This is a part of a series where we pick data from the MTS Election Tracker, crunch numbers and build a graphical representation of them. We have used Konnect Social to track the data along with support from our knowledge partner, Social Rajneeti. Read other articles about Election tracker here.
One of the senior-most leaders of the Bharatiya Janata Party (BJP) – currently in the Opposition National Democratic Alliance (NDA) coalition in Parliament – Lal Krishna Advani has been on the Indian political scene since the 1970s, preceding which as a youth he worked with the Rashtriya Swayamsevak Sangh (RSS) in Karachi in Pakistan, his town of birth, and later at other locations.
L K Advani, as he is popularly known, served as Home Minister and Deputy Prime Minister between 1998–2004 when the NDA was in power and Atal Bihari Vajpayee was Prime Minister. He has also been the Leader of the Opposition twice in Lok Sabha, and is a lawyer as well.
Having literally seen the evolution of the BJP since its inception, Advani’s most popular moments in the news have mainly referenced his extreme right wing ideologies, such as the Rath Yatra he undertook in 1990 to mobilise karsevaks to converge on the Babri Masjid (which was soon after controversially demolished), which he claimed to be the Ram Janmabhoomi; he has undertaken several rath yatras since.
Additionally, more recent reports of him not quite being close to BJP’s current Prime Ministerial candidate Narendra Modi have also kept him peripherally in the eye of the storm. Advani, a previously powerful leader in party circles, was BJP’s official PM candidate in the 2009 general elections, but had to make way for Modi in 2014, a fact he did not reportedly take kindly too. However, he chose to stay on unlike other senior party leaders, and is now in the 2014 Lok Sabha elections contesting – it was initially said reluctantly – as their candidate from Gandhinagar in Gujarat.
A Wordcloud of the most recent online search phrases associated with Advani suggests that he is mainly referenced with regard to his party, as well as Modi, with whom he has reportedly not seen eye to eye. Next in line, one can find references of Advani in the context of the opposition Congress and their leaders.
Twitter & Facebook
Elsewhere on social media
Similarly, repeating his lack of presence on major social networking sites Facebook and Twitter, Advani is also not present on a host of other such sites, that include Google +, YouTube, Instagram, Tumblr, Pinterest, or any other.
The only other online forum where his presence is indicated is an official blog since 2009 with personal as well as political snippets around his ideologies, family, campaign trails, media clippings, and more.

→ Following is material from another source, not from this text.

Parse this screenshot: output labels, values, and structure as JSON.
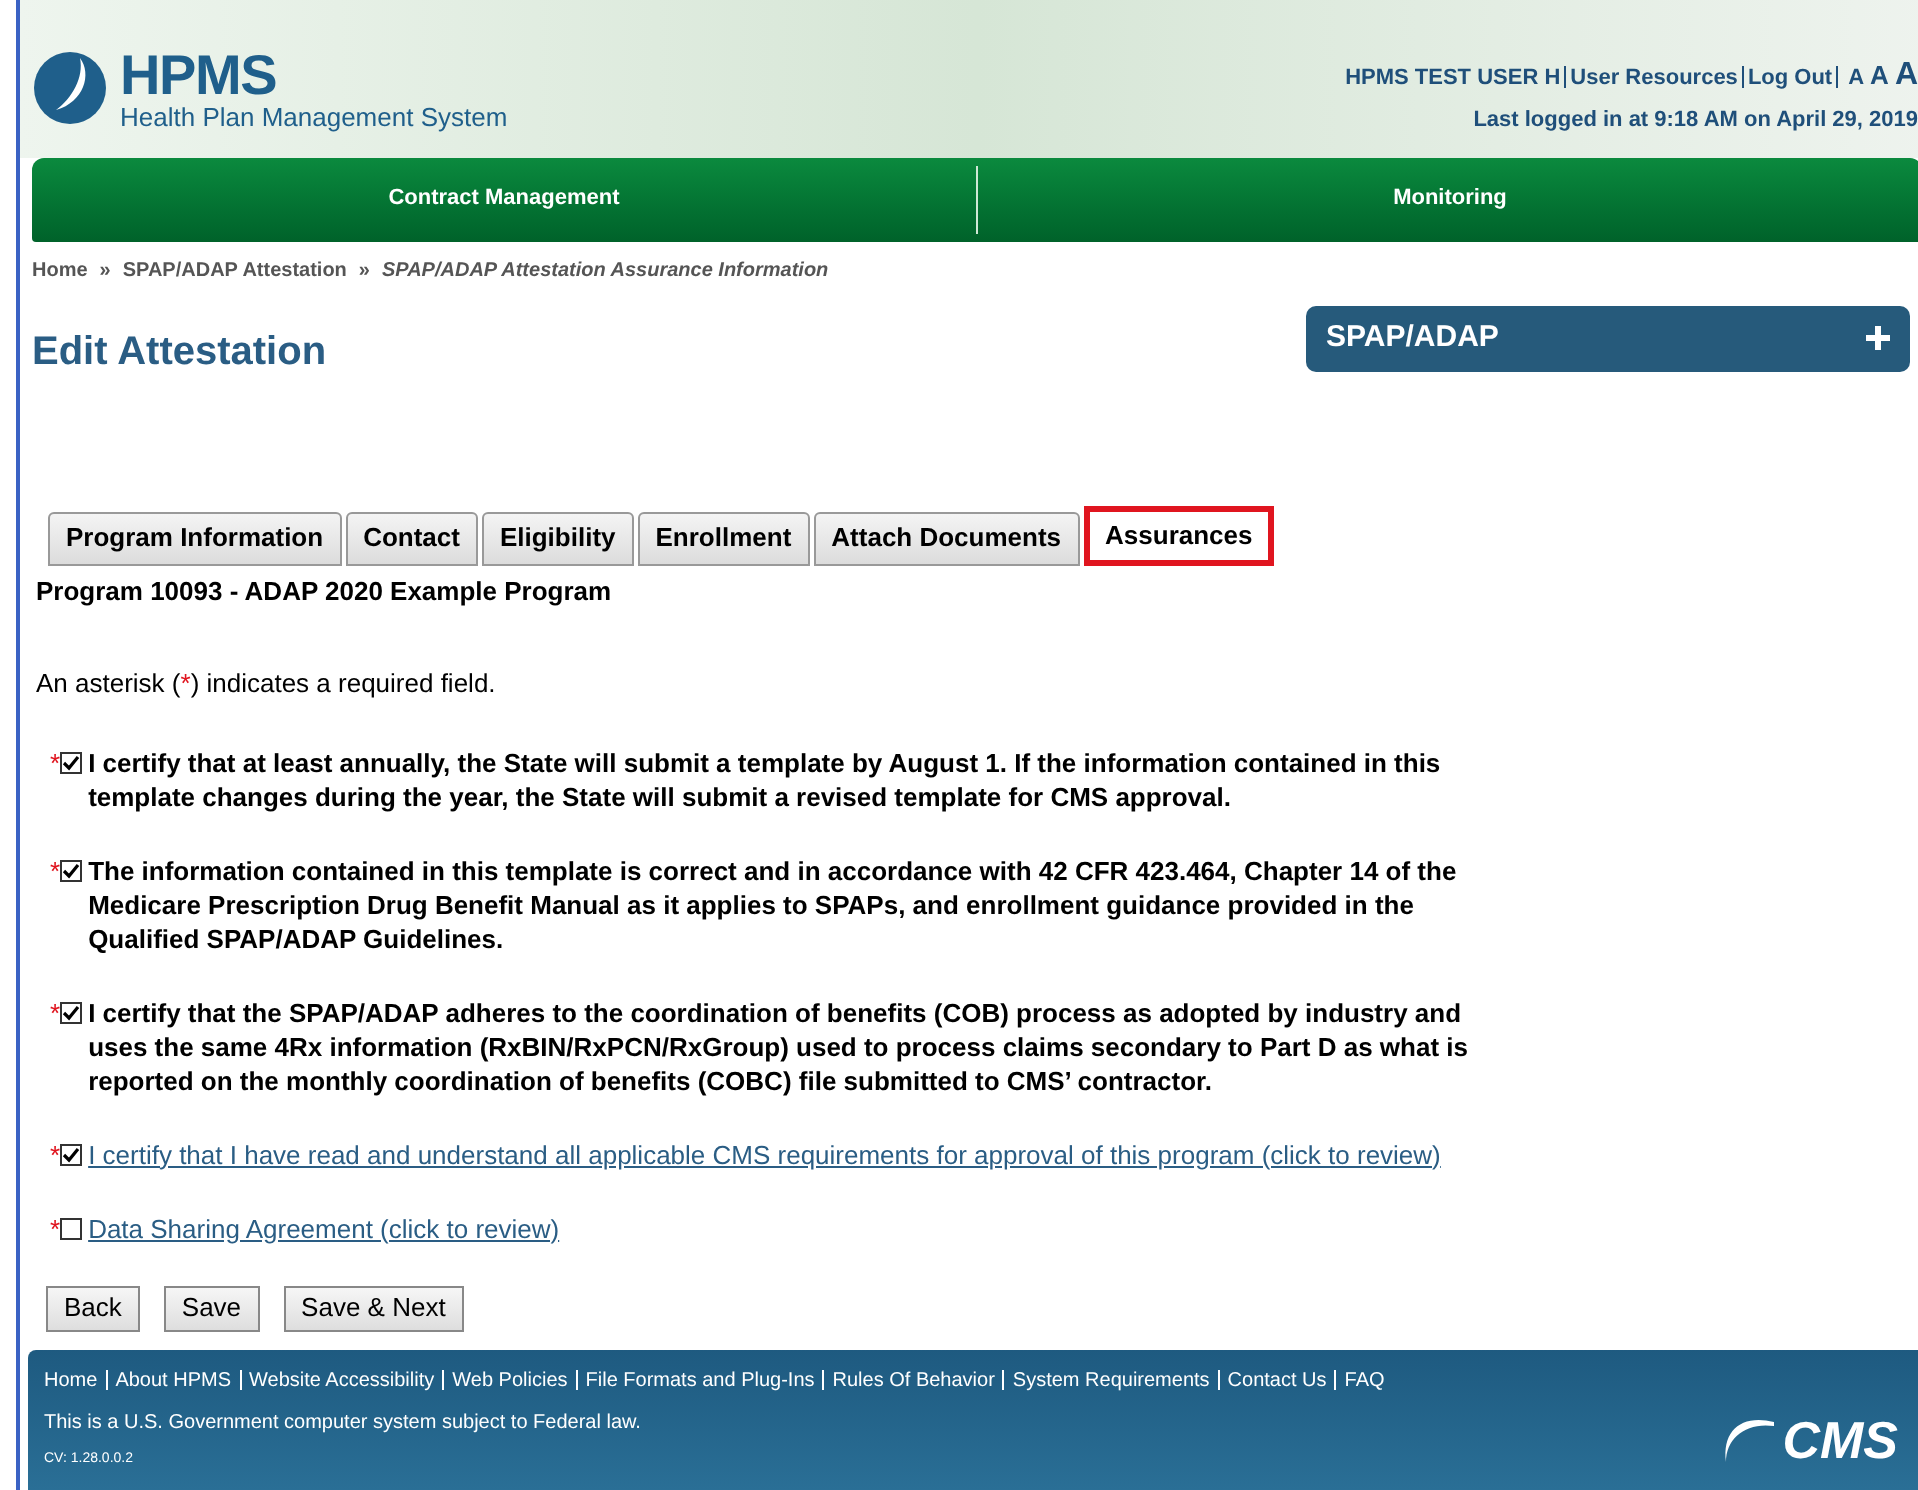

While Advani has more or less no actual active official presence on social media, he has garnered a sufficient amount of web mentions over the past week, with 261 web mentions out of which 15 have been negative mentions. This means that the % negative of mentions stands in the realm of 5.75%, which is a fairly decent figure.
Overall sentiment for Advani seems to range at a comfortable 89.7% neutral sentiment with yellow dominating the pie chart, and a mostly equal measure of positive and negative sentiment in the remaining 10.3%, which is much better than some politicos that seem to be working only with negative sentiment these days.
A date wise view of the sentiment around Advani takes us through a largely neutral and fairly stable graph till the end of the week, when a slew of neutral information comes up about him, when he cast his vote in Gujarat and parried questions about Modi. Mid-week, a mix of positive and negative sentiment is also seen cutting into the neutral.
Sentiment by date
From the main websites that seem to be charting sentiment, the Deccan Herald, Indian Express and Times of India lead the pack, with the latter two mixing neutral with negative sentiment, and the former keeping it only neutral. Next in line is The Hindu, which mixes up some positive sentiment as well into the negative and neutral. The New Indian Express and Economic Times are on the same level when it comes to reportage, but while negative sentiment is apparent in the former, positive sentiment is clearly seen in the latter. Next in line are Zee News and DNA (also some positive sentiment involved here), and last on the list with minimum coverage is IBN Live.
Top websites charting sentiment
L K Advani, as an octogenarian politician, could be perceived to be in the prolific twilight of his political career by some – but surely this does not necessitate an absolute lack of presence in the social network realm, which today has become one of the most important ways for a politician to communicate with the masses. A larger presence on Twitter and Facebook might even help him connect anew with the kind of young vote bank that may currently disregard him in some ways, and despite several politicians taking to social networks in the run-up to the 2014 LS polls, this is one politico who does not seem to have done so.
L K Advani, the senior most leader in the BJP fraternity and a prime ministerial candidature aspirant in the past, has seen the party’s rise and its constant struggle to become a reckoning force in the centre.
Often spoken of in the same breath as Narendra Modi, his political insights are something that the party can bank upon at any given time. His absence on social media might be his personal choice but that does not take away the great amount of experience he carries along with him.
With his detractors taking advantage of his drift with Narendra Modi, he has maintained a respectable position in the party’s ongoings since always. The party would have had a stronger impact on the current political scenario had Mr. Advani graced social media with open arms.